Have the sciences explained why our universe seems to be fine-tuned to allow for the existence of life?
Are physicists and biologists willing to believe in anything so long as it is not religious thought?
Has secularism in the terrible twentieth century been a force for good?
Is there a narrow and oppressive orthodoxy of thought and opinion within the sciences?
Does anything in the sciences or in their philosophy justify the claim that religious belief is irrational?
Agnosticism vs. Atheism... and some good questions/critiques come out of it.
In The Devil's Delusion, David Berlinski explores the limits of science and the pretensions of the New Atheists.
Posted by All Things Reformed at 6:56 AM
And that’s what DNA does.

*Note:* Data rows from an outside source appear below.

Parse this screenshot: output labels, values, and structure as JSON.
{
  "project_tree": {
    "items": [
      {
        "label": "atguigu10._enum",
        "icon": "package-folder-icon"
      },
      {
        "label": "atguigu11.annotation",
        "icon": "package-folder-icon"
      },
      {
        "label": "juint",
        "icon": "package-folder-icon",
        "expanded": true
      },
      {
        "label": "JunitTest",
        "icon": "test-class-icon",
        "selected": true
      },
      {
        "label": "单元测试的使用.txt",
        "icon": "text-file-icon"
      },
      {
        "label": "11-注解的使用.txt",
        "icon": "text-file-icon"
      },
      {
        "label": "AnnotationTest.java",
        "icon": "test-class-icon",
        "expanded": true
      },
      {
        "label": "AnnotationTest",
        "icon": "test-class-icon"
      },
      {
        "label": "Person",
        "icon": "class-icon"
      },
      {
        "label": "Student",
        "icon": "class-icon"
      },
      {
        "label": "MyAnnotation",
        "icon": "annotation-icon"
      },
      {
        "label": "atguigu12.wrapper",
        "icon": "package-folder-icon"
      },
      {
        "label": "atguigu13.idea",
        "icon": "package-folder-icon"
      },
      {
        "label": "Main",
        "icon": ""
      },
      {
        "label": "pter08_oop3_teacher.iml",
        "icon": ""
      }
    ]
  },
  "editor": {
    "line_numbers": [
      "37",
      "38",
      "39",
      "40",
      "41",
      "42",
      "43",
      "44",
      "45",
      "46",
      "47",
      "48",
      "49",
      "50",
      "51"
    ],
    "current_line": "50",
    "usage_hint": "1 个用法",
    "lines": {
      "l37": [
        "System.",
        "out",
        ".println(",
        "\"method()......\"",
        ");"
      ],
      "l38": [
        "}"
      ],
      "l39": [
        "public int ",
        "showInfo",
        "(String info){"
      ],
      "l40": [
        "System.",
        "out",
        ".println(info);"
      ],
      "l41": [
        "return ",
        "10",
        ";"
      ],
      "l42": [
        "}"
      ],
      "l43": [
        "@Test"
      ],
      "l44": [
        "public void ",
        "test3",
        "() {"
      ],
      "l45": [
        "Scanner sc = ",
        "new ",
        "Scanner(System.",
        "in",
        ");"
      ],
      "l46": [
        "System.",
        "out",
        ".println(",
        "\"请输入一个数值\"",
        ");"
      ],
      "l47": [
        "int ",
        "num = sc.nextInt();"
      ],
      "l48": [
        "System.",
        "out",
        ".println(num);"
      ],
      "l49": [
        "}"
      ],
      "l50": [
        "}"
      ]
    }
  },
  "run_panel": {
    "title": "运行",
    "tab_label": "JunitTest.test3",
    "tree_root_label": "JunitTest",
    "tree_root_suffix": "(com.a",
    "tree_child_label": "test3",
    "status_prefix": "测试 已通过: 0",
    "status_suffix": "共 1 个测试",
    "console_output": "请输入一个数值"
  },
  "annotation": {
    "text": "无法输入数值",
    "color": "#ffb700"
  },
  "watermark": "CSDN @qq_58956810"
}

It contains and transmits the extraordinarily complex, precisely sequenced chemical code of life—a code that atheist Richard Dawkins has likened to computer code. Indeed, Bill Gates has said that “DNA is like a computer program, but far, far more advanced than any software ever created.”
Could such an “advanced” code, or “software for life,” have happened by chance? Well, as Dr. Meyer shows, given the vast complexity of information required to create the 250 proteins necessary to sustain the simplest living cell, the probability that life originated in the primordial soup by chance is beyond astronomically slim—only 1 in 10 to the 41 thousandth power!
But here is your takeaway, and I’ll let Dr. Meyer do the talking: “Our uniform experience affirms that specified information—whether inscribed in hieroglyphics, written in a book, encoded in a radio signal, or produced in a simulation experiment—always arises from an intelligent source, from a mind and not a strictly material process.”
“Indeed,” Dr. Meyer concludes, “it follows that the best, most causally adequate explanation for the origin of the specified, digitally encoded information in DNA is that it too had an intelligent source.”
Signature in the Cell: DNA and the Evidence for Intelligent Design came out this year but some may have missed it. Here's more information about the book.
About the Book
Commentary on the book
Posted by All Things Reformed at 6:00 AM
Two thousand and eight was a banner year for the assisted-suicide/euthanasia movement. It’s likely that no new states will legalize assisted suicide this year. But if the last 20 years prove anything, it is that euthanasia advocates are passionately committed, work hard, and feel that time is on their side. Are their opponents equally committed?
Wesley J. Smith's post A Myth Is as Good as a Mile is a good resource for assessment and understanding where this movement stands.
Mr. Smith is a Senior Fellow in Human Rights and Bioethics at the Discovery Institute and a consultant for the International Task Force on Euthanasia and
Posted by All Things Reformed at 5:44 AM
Justin Taylor provides an answer to that often asked question here.
Posted by All Things Reformed at 4:53 AM
Friday, September 25, 2009
Thirty years later, the myth of the good divorce has not stood up well in the face of sustained social scientific inquiry — especially when one considers the welfare of children exposed to their parents' divorces.
Taking into account both divorce and non-marital childbearing, sociologist Paul Amato estimates that if the United States enjoyed the same level of family stability today as it did in 1960, the nation would have 750,000 fewer children repeating grades, 1.2 million fewer school suspensions, approximately 500,000 fewer acts of teenage delinquency, about 600,000 fewer kids receiving therapy, and approximately 70,000 fewer suicide attempts every year (correction appended). As Amato concludes, turning back the family-stability clock just a few decades could significantly improve the lives of many children.
While I do not know Bradford Wilcox (or his religious convictions), and do not suggest to stand behind all his research, his article entitled The Evolution of Divorce in National Affairs in not only informative but provides a good bit of evidence showing the "myth of good divorce" has been just that (a myth) ... and the consequences have been steep.
In the end, should we be SURPRISED at this??? Even more, should we expect anything better from the new marriage amendments and adoption policies? Time will tell!
Posted by All Things Reformed at 8:07 AM